In tight woodland thermal makes initial detection faster too, but never gives full detail as to how much foliage is in the way of safe bullet flight or allowing observation of quarry behaviour characteristics.
I think what is important is to really question what you would want thermal for, purely to hunt and kill more, speeding up a job of work or do you still appreciate the traditional patient silence of singular footsteps along with frequent glassing and the immediate adrenalin satisfaction of spotting quarry.
The two tools complement each other very well, but won’t currently take each other’s place, so you’ll need to decide what your priority is first!
Ask the experts: Foxing
Q: As time passes I find that my night-time forays after foxes are becoming quite hard work, my question is do you find that shooting from static positions gets as many foxes as walking out after them?

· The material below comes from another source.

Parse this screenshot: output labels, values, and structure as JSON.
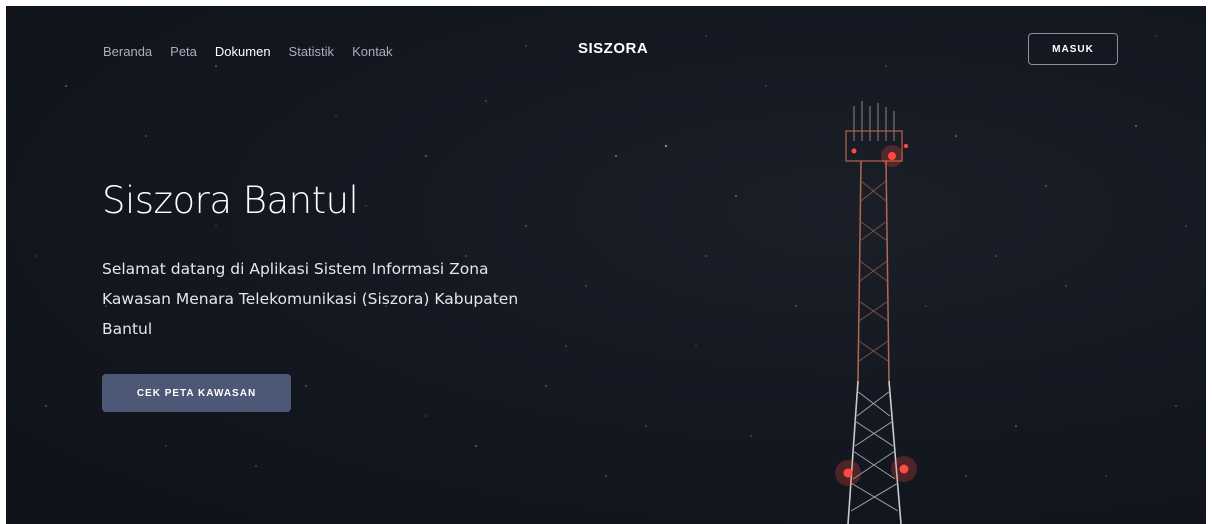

Mike Powell says: I’ve been in the same position for quite a while now so I’m probably in a good position to answer that one! Do I get as many now that I mainly shoot from static positions, probably not, but then I don’t spend the same amount of time at it anyway.
Without a doubt, the whole business of shooting from a fixed point is considerably different from walking the ground. You need to know where foxes are travelling, and if you have been at it a while, I guess you know that already.
Equipment can be a little different as you really do need to be covert. Waiting in a vehicle or in a hide and flashing a lamp around isn’t the best way to get a fox to come to you so investment in say a thermal spotter would be money well spent.
Overall I find waiting for foxes is just as rewarding and efficient as walking miles, and it’s certainly easier on ageing legs!
Ask the experts: Foxing
Q: I have recently got my first centrefire rifle mainly for fox shooting – with the restrictions a young family bring the rifle has just about taken all the available cash – I certainly can’t afford thermal or expensive night vision. What do you suggest?
Mike Powell says: I was shooting foxes in considerable numbers long before we had even heard of thermal and night vision, we just used a lamp, and often a not very good one at that.
My advice to you would be to get hold of either a decent scope mounted torch or spotlight, which of these would be best for you will depend on how you are going about you shooting.
Will you be shooting on your own or will you have anyone with you? If the former, then a scope mounted torch like one of Nightmaster’s or Wicked lights will serve you well together with a hand torch for eye spotting.
However, if you are shooting with a mate and one of you is lamping and the other shooting, then a good hand lamp would be the best idea. There are several very good ones about, Cluson Engineering have some excellent lamps as do most of the leading suppliers.
Don’t be tempted down the cheapest route as there are some fairly poor items out there. Lamping, although looked upon as “old hat” always worked well and still does. It can also be pretty exciting!